Then, as you approach the Lamborghini factory and see the name of company founder Ferruccio Lamborghini on one of the street signs, suddenly it all makes sense. Ferruccio, after all, was born to a grape farmer and made his fortune originally by building tractors, some of them still in use on the nearby farms.
As Lamborghini gets ready to celebrate its 50th anniversary next year, we’ve taken some time out to look at the company’s past and see how the modern Lambos hold up against their ancestors. Helping us in our research are two of Lamborghini’s most important models, a Countach and the latest Aventador.
Sitting the two cars side by side, it’s easy to see how far Lamborghini has come in just the past two decades. At the same time, there’s an undeniable link between the two cars, with the wedge profile and no-nonsense look confirming their bloodline.
This particular Countach, by the way, is the 25th Anniversary Edition, which Lamborghini released in 1988. It’s also the very last Countach ever built--Lamborghini took the car out of its official museum, which made hopping behind the wheel very nerve-racking.
Only 658 Countach 25th Anniversary Edition models were built over the span of a year, each of them powered by a 5.2-liter V-12 delivering 455 horsepower and capable of carrying them to a top speed of 183 mph.
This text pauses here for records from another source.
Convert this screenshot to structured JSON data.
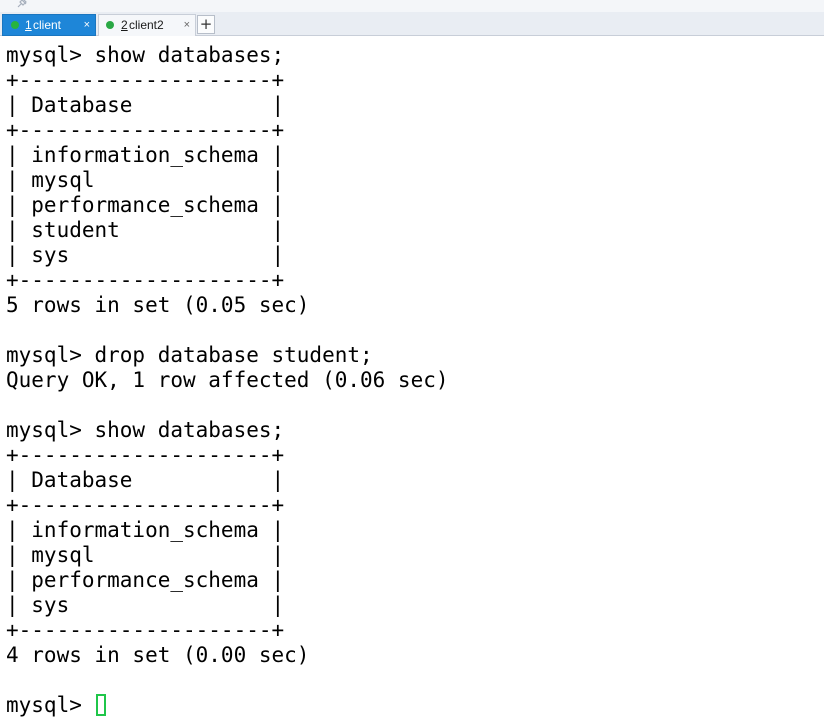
{
  "tabs": [
    {
      "number": "1",
      "label": "client",
      "status_color": "#27b43e",
      "active": true,
      "close_glyph": "×"
    },
    {
      "number": "2",
      "label": "client2",
      "status_color": "#2aa845",
      "active": false,
      "close_glyph": "×"
    }
  ],
  "new_tab_glyph": "+",
  "terminal": {
    "lines": [
      "mysql> show databases;",
      "+--------------------+",
      "| Database           |",
      "+--------------------+",
      "| information_schema |",
      "| mysql              |",
      "| performance_schema |",
      "| student            |",
      "| sys                |",
      "+--------------------+",
      "5 rows in set (0.05 sec)",
      "",
      "mysql> drop database student;",
      "Query OK, 1 row affected (0.06 sec)",
      "",
      "mysql> show databases;",
      "+--------------------+",
      "| Database           |",
      "+--------------------+",
      "| information_schema |",
      "| mysql              |",
      "| performance_schema |",
      "| sys                |",
      "+--------------------+",
      "4 rows in set (0.00 sec)",
      "",
      "mysql> "
    ],
    "cursor_color": "#1fc64a"
  }
}
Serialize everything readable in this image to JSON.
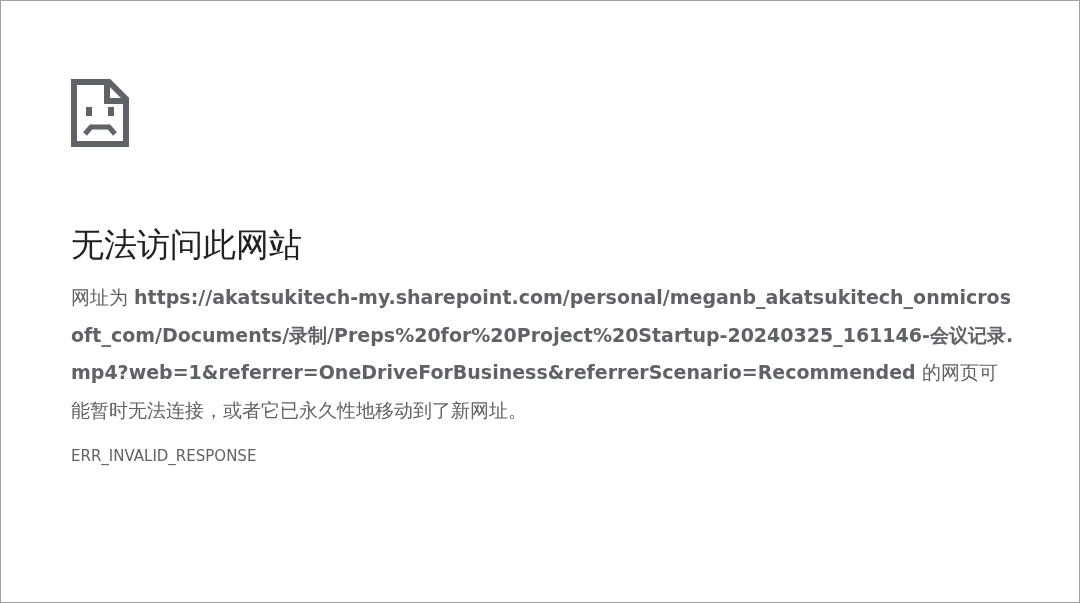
{
  "error_page": {
    "title": "无法访问此网站",
    "message": "网址为 **https://akatsukitech-my.sharepoint.com/personal/meganb_akatsukitech_onmicrosoft_com/Documents/录制/Preps%20for%20Project%20Startup-20240325_161146-会议记录.mp4?web=1&referrer=OneDriveForBusiness&referrerScenario=Recommended** 的网页可能暂时无法连接，或者它已永久性地移动到了新网址。",
    "error_code": "ERR_INVALID_RESPONSE"
  }
}
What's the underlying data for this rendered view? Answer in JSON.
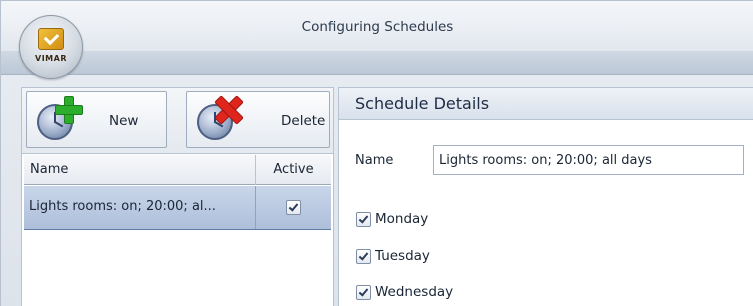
{
  "window": {
    "title": "Configuring Schedules",
    "logo_text": "VIMAR"
  },
  "toolbar": {
    "new_label": "New",
    "delete_label": "Delete"
  },
  "schedules_list": {
    "columns": [
      "Name",
      "Active"
    ],
    "rows": [
      {
        "name": "Lights rooms: on; 20:00; al...",
        "active": true,
        "selected": true
      }
    ]
  },
  "details": {
    "title": "Schedule Details",
    "name_label": "Name",
    "name_value": "Lights rooms: on; 20:00; all days",
    "days": [
      {
        "label": "Monday",
        "checked": true
      },
      {
        "label": "Tuesday",
        "checked": true
      },
      {
        "label": "Wednesday",
        "checked": true
      }
    ]
  },
  "colors": {
    "selected_row": "#b9c8e0",
    "add_icon": "#2cae2c",
    "delete_icon": "#e0261c"
  },
  "icons": {
    "app_button": "vimar-logo-icon",
    "new": "clock-plus-icon",
    "delete": "clock-delete-icon"
  }
}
The cars featured new front and side spoilers and modified air vents to set them apart from the previous Countach Quattrovalvole (QV), and handling some of those modifications was none other than Horacio Pagani, who worked at Lamborghini before heading off to start his own supercar company.
Between the launch of the two cars, Lamborghini was bought by Audi. This helped its supercars, which admittedly had a reputation for not being all that reliable, improve dramatically in not only reliability but also refinement. Performance, too, was improved significantly. The new Aventador, for example, will rocket to 60 mph in 2.9 seconds and keep going all the way until it reaches 217 mph.
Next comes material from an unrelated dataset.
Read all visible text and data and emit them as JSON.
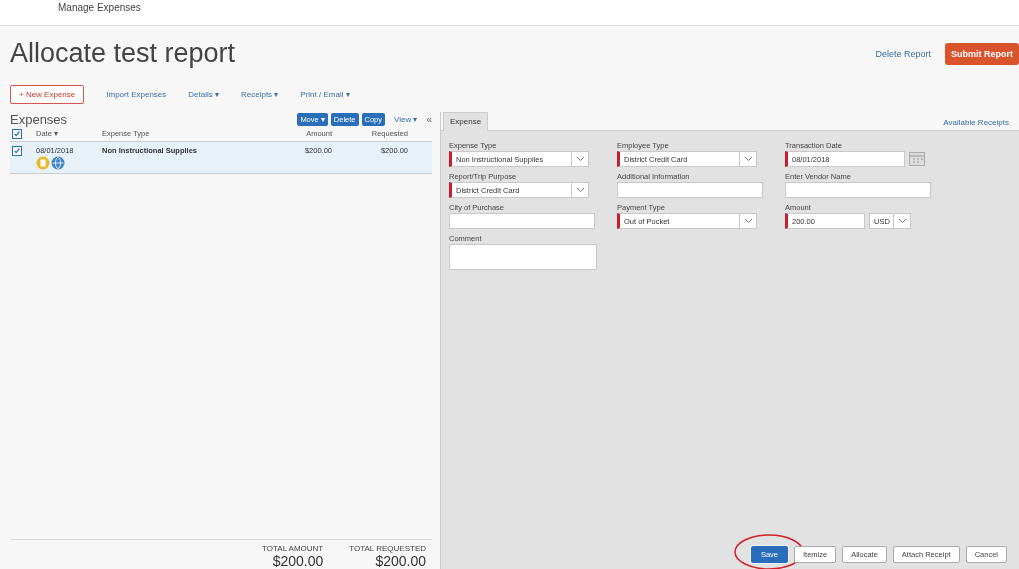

By modern standards, the Countach feels like a race car. It’s loud, it’s rough and is prone to overheating--before you’re even out of first gear. Moving up and down the gated box makes you feel like your handling a truck at times, but there’s plenty of performance down there once you’re able to stretch the old girl's legs.
By comparison, the Aventador can be quite docile at road legal speeds, although its Independent Shifting Rod gearbox can be a bit unpredictable at lower speeds, sometimes causing the car to jerk violently when you're not expecting. When you drop the hammer, all hell breaks loose and you feel like you’re going to run out of road. That is, until the gearbox shifts up a gear and you’re lunged forward before immediately being thrown back into the seat.
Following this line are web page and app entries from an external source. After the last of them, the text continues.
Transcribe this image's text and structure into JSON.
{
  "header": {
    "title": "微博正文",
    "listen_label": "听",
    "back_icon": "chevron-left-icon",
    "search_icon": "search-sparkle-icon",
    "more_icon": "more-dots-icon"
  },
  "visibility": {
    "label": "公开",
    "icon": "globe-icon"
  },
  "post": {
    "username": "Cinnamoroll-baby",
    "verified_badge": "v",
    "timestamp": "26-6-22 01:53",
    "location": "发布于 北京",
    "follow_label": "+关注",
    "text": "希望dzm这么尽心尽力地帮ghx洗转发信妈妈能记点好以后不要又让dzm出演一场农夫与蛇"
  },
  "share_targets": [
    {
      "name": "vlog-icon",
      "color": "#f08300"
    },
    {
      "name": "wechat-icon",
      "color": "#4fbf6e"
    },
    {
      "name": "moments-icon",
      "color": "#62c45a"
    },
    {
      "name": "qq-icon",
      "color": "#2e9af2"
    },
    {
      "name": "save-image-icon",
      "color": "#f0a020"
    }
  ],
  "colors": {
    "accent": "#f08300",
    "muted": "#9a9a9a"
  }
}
Both cars also sound like nothing else, something you have to experience in this video, filmed by our friends at AutoEmotionenTV and eazy-entertainment. After watching it, we’re sure you’ll agree that even though Lamborghini has evolved considerably over the past 50 years, it hasn’t lost any of the ferociousness the raging bull on its logo personifies.